Before we dive into that, we will have a very basic grammar lesson. I’ve admitted before that I am NOT a grammar guru and these parts of speech sometimes confuse me, so we will get basic here (for my sake if nothing else!). An adjective answers the questions what kindhow many, or which one. An adjective modifies the meaning of a noun or a pronoun. A noun is a person, place, object, idea, quality, or activity. A verb is a word that expresses an activity or a state of being. An adverb answers the question whenwherewhyin what manner, or to what extent. Now that that’s out of the way, on to our discussion.

The basic rule is that where the word that may need hyphenation serves as an adjective phrase describing a noun, it is hypenated. Where it serves as a verb and adverb, it does not get hypenated.

  • The follow-up report will be on your desk in the morning. (Here, follow-up [adjective phrase] describes the kind of report [noun] so is hypenated.)
  • I will follow up [verb/adverb] with a report [noun] on business done so far this month. (In this sentence, follow up is a verb phrase–it is the action I will take on the report.)
  • The up-to-date computer program was able to do a lot more and more quickly.
  • The information is as up to date as possible with the information I have.
  • The new job afforded him a $40,000-a-year salary.
  • The salary at his new job was $40,000 a year.

You would also hyphenate a compound adjective when it occurs before a noun where those words are not in their “normal” order or “normal” form and need the hyphen to hold the words together. For instance:

  • The high-tech equipment makes my job easier. (It is equipment that reflects a high level of technology.)
  • I don’t envy speakers on the rubber-chicken circuit. (A speaking circuit where banquet food [usually “rubber chicken”] is served to participants.)

Where these phrases appear other than before the noun but are in an inverted order and not in a “normal” order, retain the hyphen.

  • The new equipment was very high-tech. (The equipment reflected a high level of technology.)
  • My purchase was tax-exempt. (The purchase was exempt from taxes.)

The same basic rule applies to compounds with numbers:

  • A 12-story building. (A building of 12 stories.)
  • sixth-grade student. (A student in the sixth grade.)

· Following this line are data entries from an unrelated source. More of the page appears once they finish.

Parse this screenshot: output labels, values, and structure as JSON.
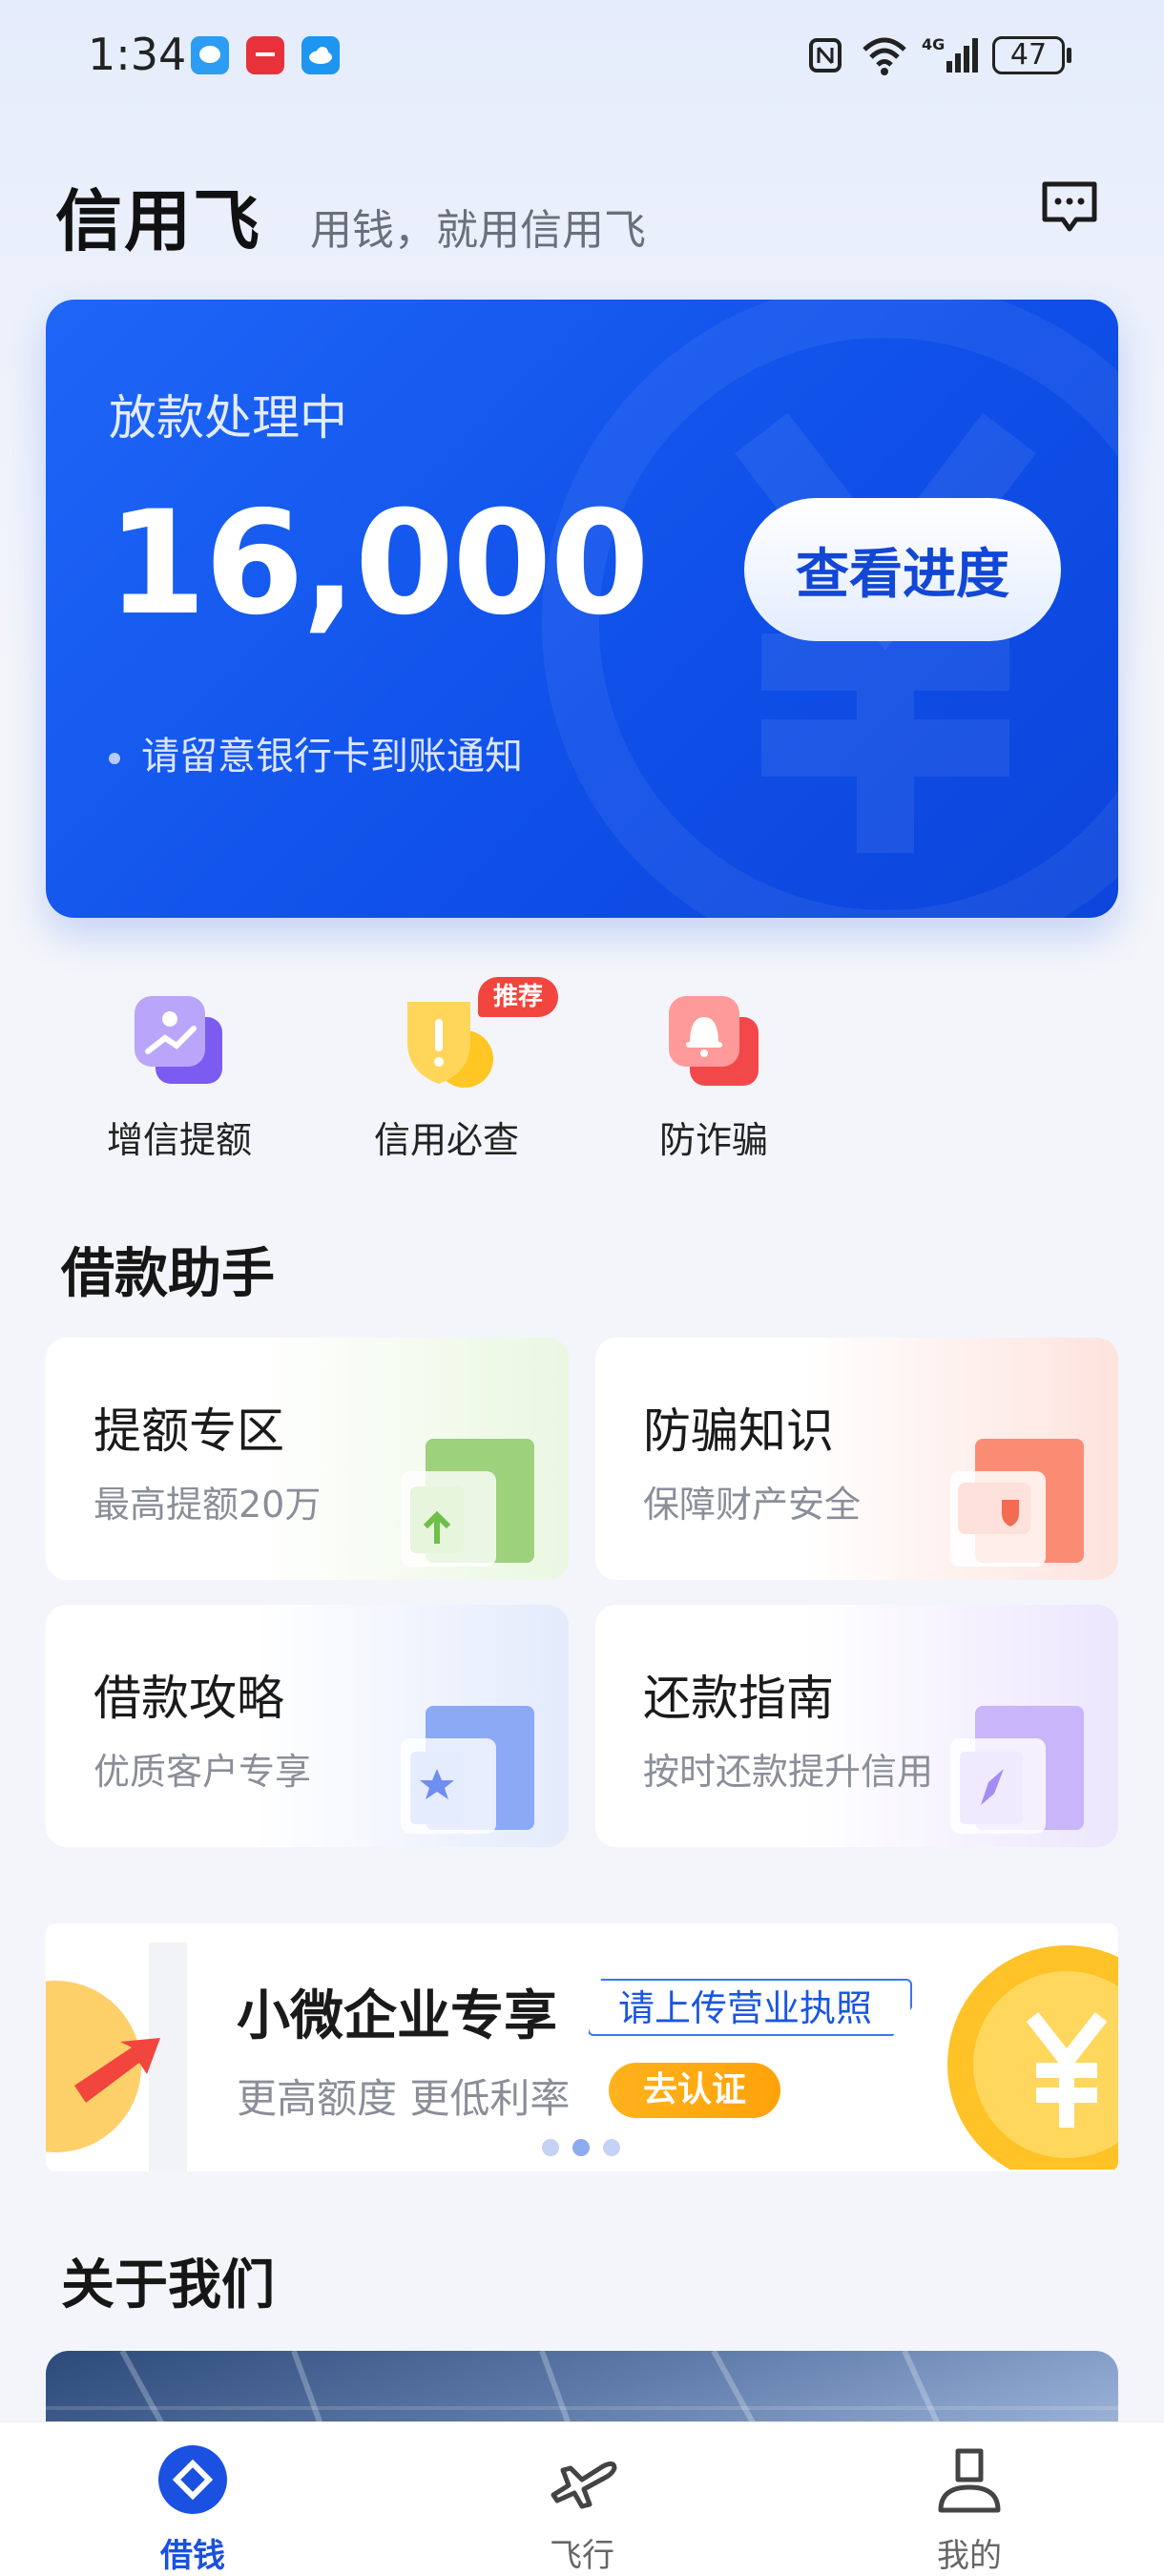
{
  "status_bar": {
    "time": "1:34",
    "battery": "47"
  },
  "header": {
    "brand": "信用飞",
    "slogan": "用钱，就用信用飞"
  },
  "loan_card": {
    "status": "放款处理中",
    "amount": "16,000",
    "button_label": "查看进度",
    "note": "请留意银行卡到账通知"
  },
  "quick_actions": [
    {
      "label": "增信提额"
    },
    {
      "label": "信用必查",
      "badge": "推荐"
    },
    {
      "label": "防诈骗"
    }
  ],
  "assistant": {
    "title": "借款助手",
    "tiles": [
      {
        "title": "提额专区",
        "subtitle": "最高提额20万"
      },
      {
        "title": "防骗知识",
        "subtitle": "保障财产安全"
      },
      {
        "title": "借款攻略",
        "subtitle": "优质客户专享"
      },
      {
        "title": "还款指南",
        "subtitle": "按时还款提升信用"
      }
    ]
  },
  "banner": {
    "title": "小微企业专享",
    "tag": "请上传营业执照",
    "subtitle": "更高额度 更低利率",
    "button": "去认证"
  },
  "about": {
    "title": "关于我们"
  },
  "bottom_nav": [
    {
      "label": "借钱",
      "active": true
    },
    {
      "label": "飞行",
      "active": false
    },
    {
      "label": "我的",
      "active": false
    }
  ],
  "colors": {
    "primary": "#1a51e0",
    "card_blue": "#1e66f7",
    "badge_red": "#f2453d",
    "accent_orange": "#ffa20a"
  }
}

If you can’t figure it out, find the noun and if the words potentially in need of a hyphen are describing that noun, it should be hyphenated. If they are acting as the sentence’s verb and adverb, do not hyphenate.

Hopefully that helps you decide when to hyphenate (and when NOT to!).